Cameron's party says likely to fail to cut immigration

Britain's Prime Minister David Cameron walks to Parliament after leaving Number 10 Downing Street in London September 1, 2014.

LONDON - British Prime Minister David Cameron's Conservatives said on Sunday they were unlikely to keep a promise to reduce net migration to "tens of thousands", possibly damaging their reelection chances next year.

Immigration has shot to the top of voter concerns before a 2015 national election after the UK Independence Party (UKIP), which wants to limit inflows and leave the EU, won European elections in Britain in May and later secured two seats in the British parliament.

Cameron's party has promised to cut net migration to the tens of thousands by next year's election in May. Instead, it rose to 243,000 in the year to March 2014 and new data due this week is expected to show the numbers getting higher, not lower.

"It is of course unlikely that we're going to reach the tens of thousands by the end of the parliament," Home Secretary (interior minister) Theresa May said on Sunday.

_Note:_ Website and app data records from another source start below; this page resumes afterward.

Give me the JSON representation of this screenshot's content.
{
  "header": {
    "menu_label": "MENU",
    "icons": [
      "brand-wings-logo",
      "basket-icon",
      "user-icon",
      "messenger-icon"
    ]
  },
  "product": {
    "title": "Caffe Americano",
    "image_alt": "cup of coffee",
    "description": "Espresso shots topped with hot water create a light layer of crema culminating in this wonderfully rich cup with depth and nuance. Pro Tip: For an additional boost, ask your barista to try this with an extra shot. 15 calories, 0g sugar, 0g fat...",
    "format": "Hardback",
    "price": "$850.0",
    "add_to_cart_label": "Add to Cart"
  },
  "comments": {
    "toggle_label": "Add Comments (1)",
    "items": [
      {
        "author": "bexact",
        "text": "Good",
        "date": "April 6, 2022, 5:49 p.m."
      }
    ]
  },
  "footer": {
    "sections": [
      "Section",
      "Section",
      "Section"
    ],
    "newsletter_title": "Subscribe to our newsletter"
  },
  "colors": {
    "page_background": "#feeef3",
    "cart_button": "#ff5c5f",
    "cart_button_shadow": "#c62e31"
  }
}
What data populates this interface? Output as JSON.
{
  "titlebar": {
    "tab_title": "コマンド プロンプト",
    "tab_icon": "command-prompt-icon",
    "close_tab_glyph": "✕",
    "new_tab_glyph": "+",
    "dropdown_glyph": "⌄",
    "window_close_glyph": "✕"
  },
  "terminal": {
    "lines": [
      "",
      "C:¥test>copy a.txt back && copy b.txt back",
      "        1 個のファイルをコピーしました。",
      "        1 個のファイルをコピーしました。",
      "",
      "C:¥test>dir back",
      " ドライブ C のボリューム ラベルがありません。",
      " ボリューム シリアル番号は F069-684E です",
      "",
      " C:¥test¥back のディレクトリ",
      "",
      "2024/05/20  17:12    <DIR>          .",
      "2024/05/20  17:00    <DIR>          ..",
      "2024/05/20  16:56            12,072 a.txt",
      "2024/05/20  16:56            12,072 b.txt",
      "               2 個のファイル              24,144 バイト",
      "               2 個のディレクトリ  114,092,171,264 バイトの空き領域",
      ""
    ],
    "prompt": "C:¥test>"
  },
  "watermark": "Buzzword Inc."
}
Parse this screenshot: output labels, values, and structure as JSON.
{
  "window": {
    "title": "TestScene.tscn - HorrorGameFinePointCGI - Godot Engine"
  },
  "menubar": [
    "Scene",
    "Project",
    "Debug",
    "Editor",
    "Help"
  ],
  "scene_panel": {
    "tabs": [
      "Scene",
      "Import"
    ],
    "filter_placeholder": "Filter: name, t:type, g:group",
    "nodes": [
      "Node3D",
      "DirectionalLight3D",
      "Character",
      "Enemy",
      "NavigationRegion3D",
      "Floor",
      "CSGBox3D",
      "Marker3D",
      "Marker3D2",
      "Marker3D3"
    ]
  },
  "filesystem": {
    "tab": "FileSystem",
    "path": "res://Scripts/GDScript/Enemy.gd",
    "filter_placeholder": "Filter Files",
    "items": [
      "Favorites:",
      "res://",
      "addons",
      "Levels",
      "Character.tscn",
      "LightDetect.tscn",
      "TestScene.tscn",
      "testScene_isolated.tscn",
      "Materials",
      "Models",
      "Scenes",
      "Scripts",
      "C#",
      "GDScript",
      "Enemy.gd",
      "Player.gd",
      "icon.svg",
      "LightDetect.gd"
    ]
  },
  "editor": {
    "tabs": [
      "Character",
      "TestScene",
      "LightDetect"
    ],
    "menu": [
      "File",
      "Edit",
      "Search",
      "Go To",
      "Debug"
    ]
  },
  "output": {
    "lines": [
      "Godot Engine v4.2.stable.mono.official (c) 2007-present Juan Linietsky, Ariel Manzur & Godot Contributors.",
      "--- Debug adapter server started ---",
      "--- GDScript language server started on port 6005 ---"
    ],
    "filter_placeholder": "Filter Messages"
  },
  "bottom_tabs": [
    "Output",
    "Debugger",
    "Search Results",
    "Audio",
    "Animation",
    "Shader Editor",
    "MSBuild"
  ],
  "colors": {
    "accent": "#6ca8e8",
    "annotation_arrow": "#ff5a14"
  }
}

"Why is that? It's because we've seen increasing numbers of people coming from across Europe, partly because our economy is doing better," she told BBC TV's Andrew Marr Show.

Though an apparent statement of the obvious, the comments by May, tipped as a possible contender to replace Cameron, are significant because her party has until now been unwilling to concede defeat on such a major election issue.

Fearing UKIP will split the right-wing vote next year and make it harder for him to get re-elected, Cameron, who heads a coalition with the centrist Liberal Democrats, has hardened his rhetoric on immigration and taken modest measures to curb it.

The issue is linked to Britain's EU future. Cameron has promised to renegotiate the country's EU ties if re-elected, before holding a referendum on membership in 2017.

He has said he would use such a renegotiation to try to win concessions to limit EU migrant numbers, something that is anathema to some EU leaders who say the bloc's rules on freedom of movement of workers are sacrosanct.

Cameron is expected to deliver a speech on the issue this week in which he is likely to set out his ideas for making Britain a less attractive country for EU migrants.

Local media suggest he may pledge to ban EU migrants from claiming welfare benefits for low-wage earners, for example tax credits or subsidised housing, until they have worked in Britain for a certain period of time.